Material to process:
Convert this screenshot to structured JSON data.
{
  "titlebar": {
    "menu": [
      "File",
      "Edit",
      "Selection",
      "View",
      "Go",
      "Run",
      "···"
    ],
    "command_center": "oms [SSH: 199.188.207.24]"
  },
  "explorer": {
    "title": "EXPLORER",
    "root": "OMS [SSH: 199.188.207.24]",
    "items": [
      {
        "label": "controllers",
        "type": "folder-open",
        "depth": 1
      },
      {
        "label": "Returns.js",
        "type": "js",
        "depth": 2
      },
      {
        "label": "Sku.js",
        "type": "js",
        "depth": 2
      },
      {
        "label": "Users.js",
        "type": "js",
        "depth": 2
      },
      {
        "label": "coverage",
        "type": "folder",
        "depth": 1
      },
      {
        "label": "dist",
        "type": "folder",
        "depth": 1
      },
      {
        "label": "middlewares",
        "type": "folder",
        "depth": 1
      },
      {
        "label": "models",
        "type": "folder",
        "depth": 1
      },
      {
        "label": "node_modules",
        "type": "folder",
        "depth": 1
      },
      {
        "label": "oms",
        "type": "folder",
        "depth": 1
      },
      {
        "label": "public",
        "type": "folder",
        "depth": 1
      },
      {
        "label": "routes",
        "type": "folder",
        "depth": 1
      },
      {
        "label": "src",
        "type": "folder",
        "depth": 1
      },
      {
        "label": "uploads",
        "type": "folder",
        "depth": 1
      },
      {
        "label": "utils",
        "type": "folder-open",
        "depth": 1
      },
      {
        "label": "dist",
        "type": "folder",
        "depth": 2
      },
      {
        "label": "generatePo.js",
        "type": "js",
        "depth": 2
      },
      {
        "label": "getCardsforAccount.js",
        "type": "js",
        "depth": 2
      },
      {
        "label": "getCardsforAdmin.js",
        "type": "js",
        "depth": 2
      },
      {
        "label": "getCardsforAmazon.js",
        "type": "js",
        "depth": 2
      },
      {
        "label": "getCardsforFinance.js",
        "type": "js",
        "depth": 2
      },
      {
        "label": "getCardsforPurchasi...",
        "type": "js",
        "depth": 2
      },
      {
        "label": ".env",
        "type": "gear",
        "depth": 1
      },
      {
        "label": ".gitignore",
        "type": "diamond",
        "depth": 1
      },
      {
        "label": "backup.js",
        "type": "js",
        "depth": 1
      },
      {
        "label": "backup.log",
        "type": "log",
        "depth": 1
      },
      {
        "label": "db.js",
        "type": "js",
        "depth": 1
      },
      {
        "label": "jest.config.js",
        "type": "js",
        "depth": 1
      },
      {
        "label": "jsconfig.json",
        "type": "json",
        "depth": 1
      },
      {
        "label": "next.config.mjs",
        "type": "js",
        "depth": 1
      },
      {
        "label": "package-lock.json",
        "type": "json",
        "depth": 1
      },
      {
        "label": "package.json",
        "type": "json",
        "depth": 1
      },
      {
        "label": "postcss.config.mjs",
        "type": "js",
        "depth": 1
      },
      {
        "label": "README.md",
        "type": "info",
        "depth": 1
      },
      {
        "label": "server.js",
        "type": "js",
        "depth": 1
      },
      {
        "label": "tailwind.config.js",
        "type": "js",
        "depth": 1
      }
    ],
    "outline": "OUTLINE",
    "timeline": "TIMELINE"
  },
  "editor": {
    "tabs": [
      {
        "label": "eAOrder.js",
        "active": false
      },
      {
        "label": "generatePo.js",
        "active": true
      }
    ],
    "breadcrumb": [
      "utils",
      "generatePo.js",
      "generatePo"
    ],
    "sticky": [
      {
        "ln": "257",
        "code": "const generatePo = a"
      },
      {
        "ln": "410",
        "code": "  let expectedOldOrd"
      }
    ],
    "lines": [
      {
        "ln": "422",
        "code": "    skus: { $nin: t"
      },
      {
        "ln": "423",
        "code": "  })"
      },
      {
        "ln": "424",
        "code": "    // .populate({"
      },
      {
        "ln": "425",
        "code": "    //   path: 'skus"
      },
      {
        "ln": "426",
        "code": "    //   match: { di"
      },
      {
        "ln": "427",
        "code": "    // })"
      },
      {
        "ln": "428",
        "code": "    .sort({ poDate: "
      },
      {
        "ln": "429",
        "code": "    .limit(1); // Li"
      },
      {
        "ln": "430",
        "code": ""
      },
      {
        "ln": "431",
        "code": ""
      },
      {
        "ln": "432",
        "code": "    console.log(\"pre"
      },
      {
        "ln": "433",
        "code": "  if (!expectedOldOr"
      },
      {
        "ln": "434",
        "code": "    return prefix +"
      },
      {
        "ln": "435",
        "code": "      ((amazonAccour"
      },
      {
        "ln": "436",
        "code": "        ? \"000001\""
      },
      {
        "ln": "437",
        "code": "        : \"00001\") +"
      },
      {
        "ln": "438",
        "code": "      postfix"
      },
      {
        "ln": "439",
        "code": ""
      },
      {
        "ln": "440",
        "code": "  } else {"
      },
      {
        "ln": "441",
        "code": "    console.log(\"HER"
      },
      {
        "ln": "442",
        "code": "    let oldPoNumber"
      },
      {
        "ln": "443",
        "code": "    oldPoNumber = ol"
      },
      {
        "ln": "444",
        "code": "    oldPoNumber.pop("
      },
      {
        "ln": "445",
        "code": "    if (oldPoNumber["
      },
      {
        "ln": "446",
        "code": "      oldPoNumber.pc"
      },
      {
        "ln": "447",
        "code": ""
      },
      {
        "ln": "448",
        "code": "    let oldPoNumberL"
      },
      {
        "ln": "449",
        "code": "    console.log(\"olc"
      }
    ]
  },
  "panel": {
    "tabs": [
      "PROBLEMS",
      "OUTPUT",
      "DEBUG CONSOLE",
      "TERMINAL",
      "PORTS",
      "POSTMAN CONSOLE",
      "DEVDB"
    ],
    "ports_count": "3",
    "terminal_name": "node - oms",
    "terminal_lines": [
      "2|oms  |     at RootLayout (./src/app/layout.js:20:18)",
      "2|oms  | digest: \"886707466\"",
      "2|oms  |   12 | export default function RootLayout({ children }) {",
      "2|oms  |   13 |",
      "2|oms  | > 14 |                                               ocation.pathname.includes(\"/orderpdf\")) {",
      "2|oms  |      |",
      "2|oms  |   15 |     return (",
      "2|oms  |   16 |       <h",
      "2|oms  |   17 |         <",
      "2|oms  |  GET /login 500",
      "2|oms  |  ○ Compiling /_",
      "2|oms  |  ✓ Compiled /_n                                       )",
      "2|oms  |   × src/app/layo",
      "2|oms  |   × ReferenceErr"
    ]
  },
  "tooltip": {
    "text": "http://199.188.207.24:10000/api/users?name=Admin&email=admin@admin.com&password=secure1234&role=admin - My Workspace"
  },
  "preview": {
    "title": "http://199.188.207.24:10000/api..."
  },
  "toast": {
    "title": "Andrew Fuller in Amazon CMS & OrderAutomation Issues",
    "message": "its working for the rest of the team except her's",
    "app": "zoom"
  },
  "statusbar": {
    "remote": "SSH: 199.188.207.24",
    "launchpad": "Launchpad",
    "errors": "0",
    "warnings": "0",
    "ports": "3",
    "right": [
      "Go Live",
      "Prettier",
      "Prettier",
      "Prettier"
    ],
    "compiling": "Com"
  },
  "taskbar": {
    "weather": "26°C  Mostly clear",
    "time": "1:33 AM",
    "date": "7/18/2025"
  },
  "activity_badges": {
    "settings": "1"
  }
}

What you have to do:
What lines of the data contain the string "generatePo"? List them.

Output of the task:
        "label": "generatePo.js",
        "label": "generatePo.js",
      "generatePo.js",
      "generatePo"
        "code": "const generatePo = a"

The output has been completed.